“I found out, having completed the script, that there were going to be other responsibilities I would have in terms of inhabiting this historical figure,” he said. “And suddenly there was a sense of dread because I felt like those were responsibilities that I hadn’t bargained for as I was reading the script and getting very excited.
“But then that became an exciting challenge. I loved the challenge of a gradual unmasking of who he really is. But another way of looking at it is instead of a gradual unmasking, it’s a gradual emergence of who he really is over the course of an hour and a half.”
Because of COVID, Nelson had additional time to prepare for the role – time, he said, that he definitely needed. “At this point I don’t like taking roles unless I have at least several months to prepare,” he said. “In this case, because of COVID I had almost a year and I used every minute of that. It seems to me that when you play a historical figure inside of a genre, you’re responsible for a degree of verisimilitude. It has to be believable that you are the historical figure, but then it’s also a genre movie, so there’s a there’s an amplification, a heightened reality to which you’re also responsible.”
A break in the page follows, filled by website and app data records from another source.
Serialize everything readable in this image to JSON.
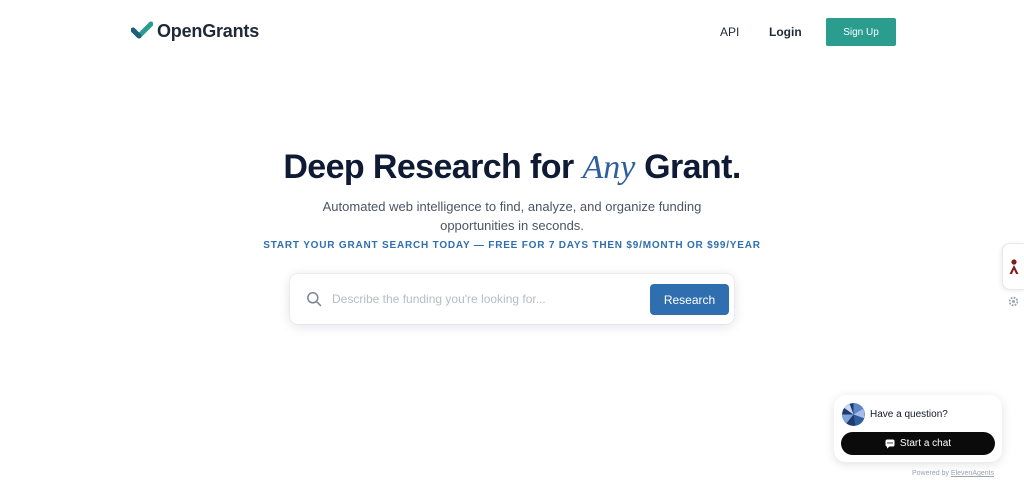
{
  "header": {
    "logo_text": "OpenGrants",
    "nav": {
      "api": "API",
      "login": "Login",
      "signup": "Sign Up"
    }
  },
  "hero": {
    "title_before": "Deep Research for ",
    "title_emphasis": "Any",
    "title_after": " Grant.",
    "subtitle": "Automated web intelligence to find, analyze, and organize funding opportunities in seconds.",
    "promo": "START YOUR GRANT SEARCH TODAY — FREE FOR 7 DAYS THEN $9/MONTH OR $99/YEAR"
  },
  "search": {
    "placeholder": "Describe the funding you're looking for...",
    "value": "",
    "button_label": "Research",
    "icon": "search-icon"
  },
  "chat_widget": {
    "question": "Have a question?",
    "button_label": "Start a chat",
    "powered_prefix": "Powered by ",
    "powered_link": "ElevenAgents"
  },
  "colors": {
    "brand_teal": "#2a9d8f",
    "accent_blue": "#2f6fb0",
    "title_navy": "#0f1b35"
  }
}
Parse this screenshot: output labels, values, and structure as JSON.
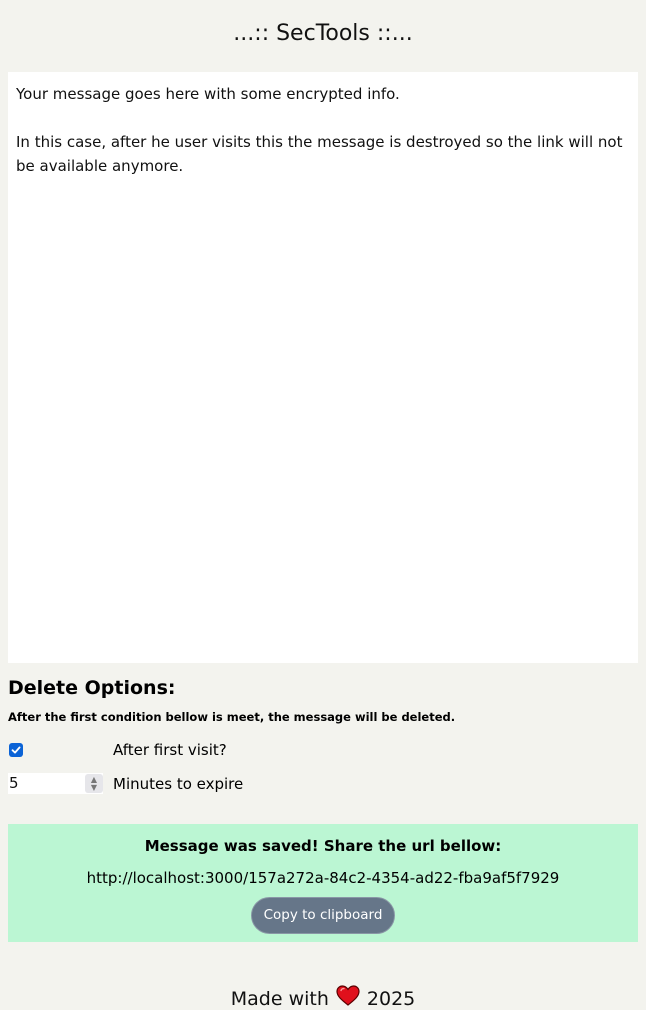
{
  "header": {
    "title": "...:: SecTools ::..."
  },
  "message": {
    "text": "Your message goes here with some encrypted info.\n\nIn this case, after he user visits this the message is destroyed so the link will not be available anymore."
  },
  "delete_options": {
    "heading": "Delete Options:",
    "note": "After the first condition bellow is meet, the message will be deleted.",
    "after_first_visit": {
      "label": "After first visit?",
      "checked": true
    },
    "minutes": {
      "value": "5",
      "label": "Minutes to expire"
    }
  },
  "result": {
    "title": "Message was saved! Share the url bellow:",
    "url": "http://localhost:3000/157a272a-84c2-4354-ad22-fba9af5f7929",
    "copy_label": "Copy to clipboard"
  },
  "footer": {
    "prefix": "Made with",
    "icon": "heart-icon",
    "year": "2025"
  },
  "colors": {
    "background": "#f3f3ee",
    "success_panel": "#bbf6d3",
    "button": "#667689",
    "checkbox": "#0b63d6",
    "heart": "#e0101c"
  }
}
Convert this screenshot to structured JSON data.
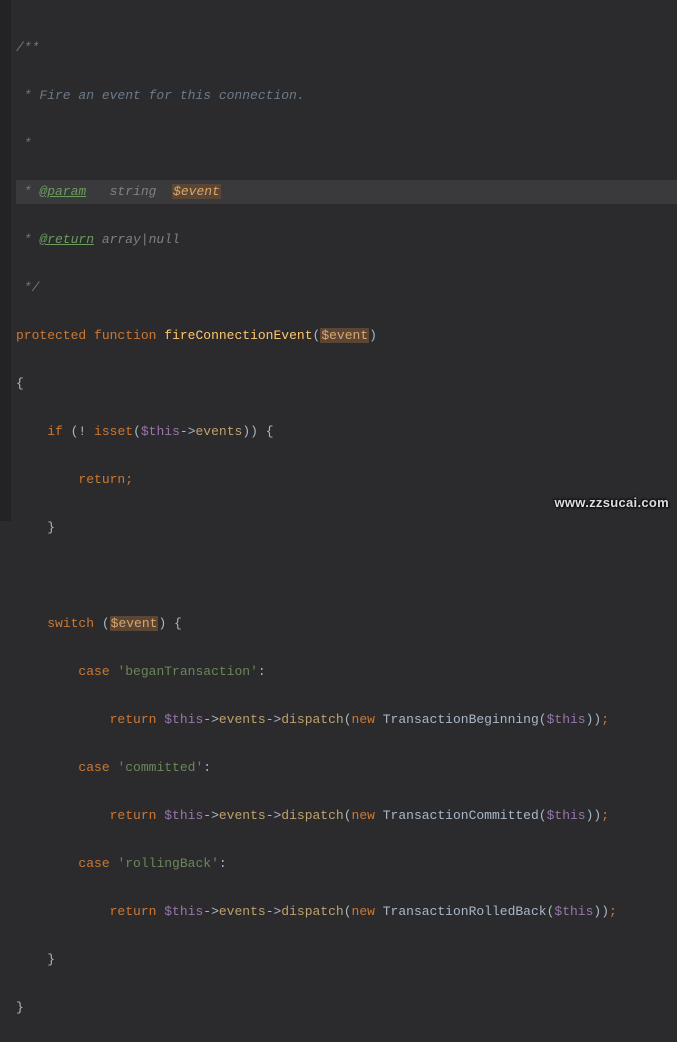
{
  "doc": {
    "open": "/**",
    "desc": " * Fire an event for this connection.",
    "empty": " *",
    "param_star": " * ",
    "param_tag": "@param",
    "param_spaces": "   ",
    "param_type": "string",
    "param_gap": "  ",
    "param_var": "$event",
    "return_star": " * ",
    "return_tag": "@return",
    "return_gap": " ",
    "return_type": "array|null",
    "close": " */"
  },
  "sig": {
    "protected": "protected",
    "function": "function",
    "name": "fireConnectionEvent",
    "open_paren": "(",
    "param": "$event",
    "close_paren": ")"
  },
  "braces": {
    "open": "{",
    "close": "}"
  },
  "ifline": {
    "indent": "    ",
    "if": "if",
    "open": " (! ",
    "isset": "isset",
    "lp": "(",
    "this": "$this",
    "arrow": "->",
    "events": "events",
    "rest": ")) {"
  },
  "ret_plain": {
    "indent": "        ",
    "return": "return",
    "semi": ";"
  },
  "close_inner": {
    "indent": "    ",
    "brace": "}"
  },
  "switchline": {
    "indent": "    ",
    "switch": "switch",
    "open": " (",
    "param": "$event",
    "close": ") {"
  },
  "case1": {
    "indent": "        ",
    "case": "case",
    "sp": " ",
    "str": "'beganTransaction'",
    "colon": ":"
  },
  "case2": {
    "indent": "        ",
    "case": "case",
    "sp": " ",
    "str": "'committed'",
    "colon": ":"
  },
  "case3": {
    "indent": "        ",
    "case": "case",
    "sp": " ",
    "str": "'rollingBack'",
    "colon": ":"
  },
  "disp": {
    "indent": "            ",
    "return": "return",
    "sp": " ",
    "this": "$this",
    "arrow": "->",
    "events": "events",
    "dispatch": "dispatch",
    "lp": "(",
    "new": "new",
    "sp2": " ",
    "cls1": "TransactionBeginning",
    "cls2": "TransactionCommitted",
    "cls3": "TransactionRolledBack",
    "lp2": "(",
    "thisarg": "$this",
    "rp2": ")",
    "rp": ")",
    "semi": ";"
  },
  "watermark": "www.zzsucai.com"
}
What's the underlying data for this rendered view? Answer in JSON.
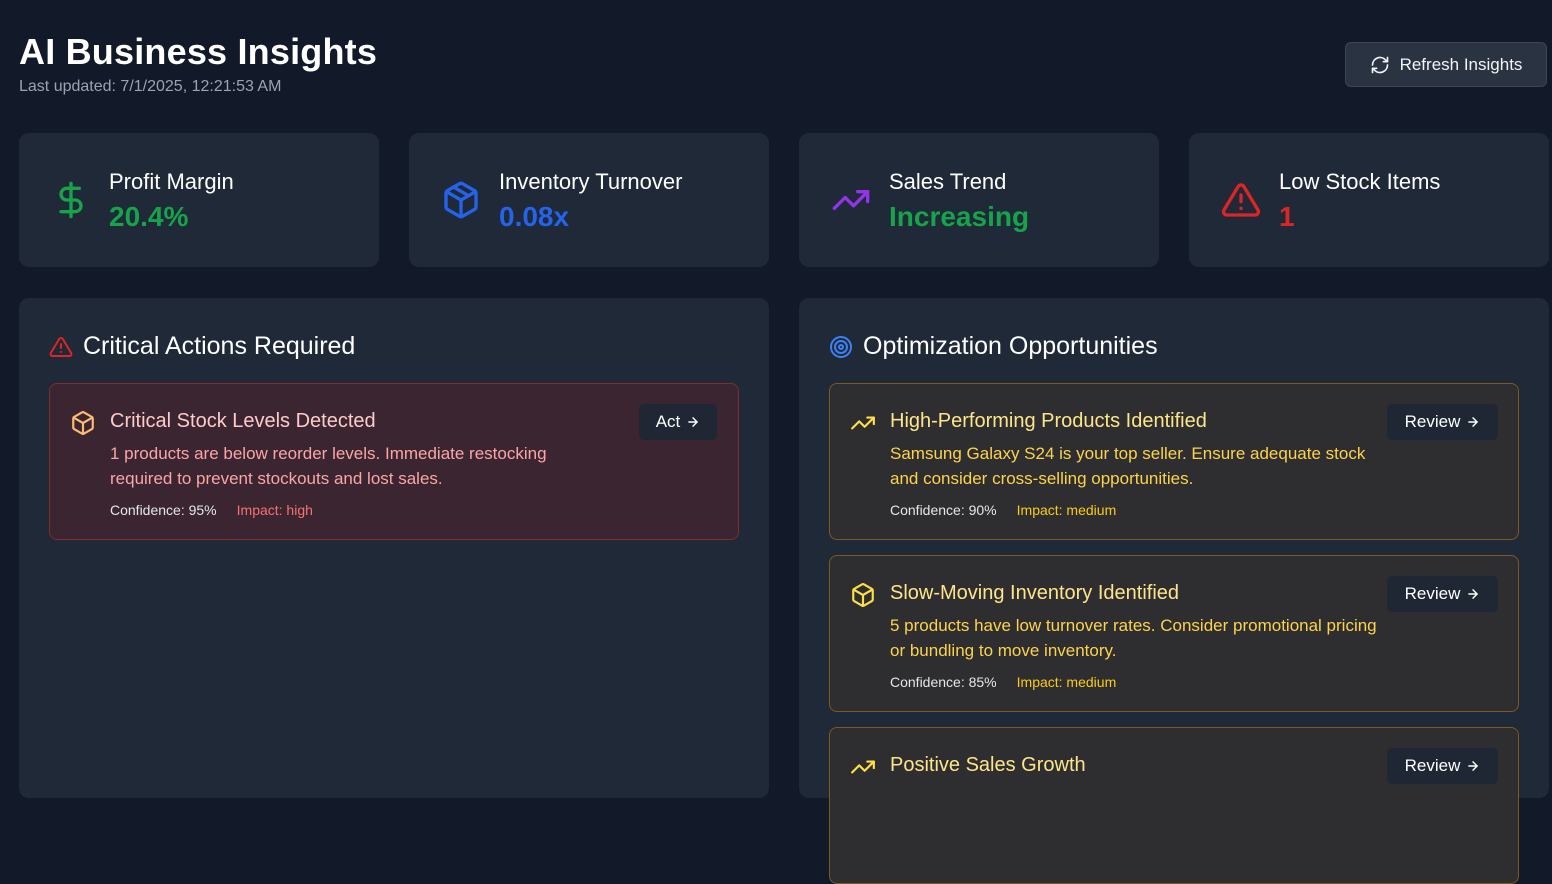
{
  "header": {
    "title": "AI Business Insights",
    "last_updated": "Last updated: 7/1/2025, 12:21:53 AM",
    "refresh_label": "Refresh Insights"
  },
  "stats": [
    {
      "label": "Profit Margin",
      "value": "20.4%",
      "icon": "dollar-icon",
      "color": "#16a34a"
    },
    {
      "label": "Inventory Turnover",
      "value": "0.08x",
      "icon": "package-icon",
      "color": "#2563eb"
    },
    {
      "label": "Sales Trend",
      "value": "Increasing",
      "icon": "trending-up-icon",
      "color": "#16a34a",
      "icon_color": "#9333ea"
    },
    {
      "label": "Low Stock Items",
      "value": "1",
      "icon": "alert-triangle-icon",
      "color": "#dc2626"
    }
  ],
  "critical": {
    "title": "Critical Actions Required",
    "items": [
      {
        "title": "Critical Stock Levels Detected",
        "description": "1 products are below reorder levels. Immediate restocking required to prevent stockouts and lost sales.",
        "confidence": "Confidence: 95%",
        "impact": "Impact: high",
        "action": "Act"
      }
    ]
  },
  "optimization": {
    "title": "Optimization Opportunities",
    "items": [
      {
        "title": "High-Performing Products Identified",
        "description": "Samsung Galaxy S24 is your top seller. Ensure adequate stock and consider cross-selling opportunities.",
        "confidence": "Confidence: 90%",
        "impact": "Impact: medium",
        "action": "Review"
      },
      {
        "title": "Slow-Moving Inventory Identified",
        "description": "5 products have low turnover rates. Consider promotional pricing or bundling to move inventory.",
        "confidence": "Confidence: 85%",
        "impact": "Impact: medium",
        "action": "Review"
      },
      {
        "title": "Positive Sales Growth",
        "action": "Review"
      }
    ]
  }
}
While the fancy gunplay he learned for “Buster Scruggs” gave Nelson a head start when it came to playing another gunslinger, the two characters were dramatically different. “In a lot of ways, I had to unlearn a lot of this stuff that I did on ‘Buster Scruggs’ and resist the temptation toward flash,” he said. “I had to use the gun more as a tool. I literally lived with the gun, and I probably loaded and unloaded it at least a thousand times in preparation for the role. It got to the point where my wife would say, ‘Stop loading the pistol while we’re talking, it’s driving me crazy!’”
But gunplay is only a small part of “Old Henry,” While Westerns are typically heavy on the action that plays out against wide-open spaces, Ponciroli’s film largely happens indoors, where Nelson’s eyes alone give us all the drama we need.
“I’ve called it a micro Western, which I think is an apt description,” he said. “I love oxymorons. You really shouldn’t be able to have a micro Western because the word Western connotes open spaces and scope. This movie does have some of that, and it also has archetypal figures and the heightened reality that you expect from the genre – but it’s also quite intimate, and that excited me.”
While Henry is one of the richest and biggest roles of Nelson’s career, and one of his most moving performances, he’s not under any illusions that this small drama, or any other movie, will make him a hot property in Hollywood.
“A long time ago, I played the (comic) role of Thersites in ‘Troilus and Cressida at Shakespeare in the Park,” he said. “And I allowed myself the delusion that everything was going to change as a result of having the role of the fool in a Shakespeare play in arguably the most important venue for performing Shakespeare in New York City. And the play ended, and my life didn’t change in the least. I was still going out auditioning for commercials and voiceovers and plays and, and mainly failing.
“And my friend Lois Smith, the actress, said, ‘You seem down, Tim. What’s going on?’ And I said, ‘You know, I just played Thersites in ‘Troilus and Cressida’ in Central Park, and I thought things were going to change for me.’ And she said, ‘Tim, you’re a character actor. It’s not about everything changing for you in one moment. You have to look at your professional life as an accumulation, not as any single moment where you’re going to break through.’
“And even though ‘O Brother, Where Art Thou’ to a degree did do that for me, I think Lois was ultimately right. And the more I think in those terms, the richer my life becomes.”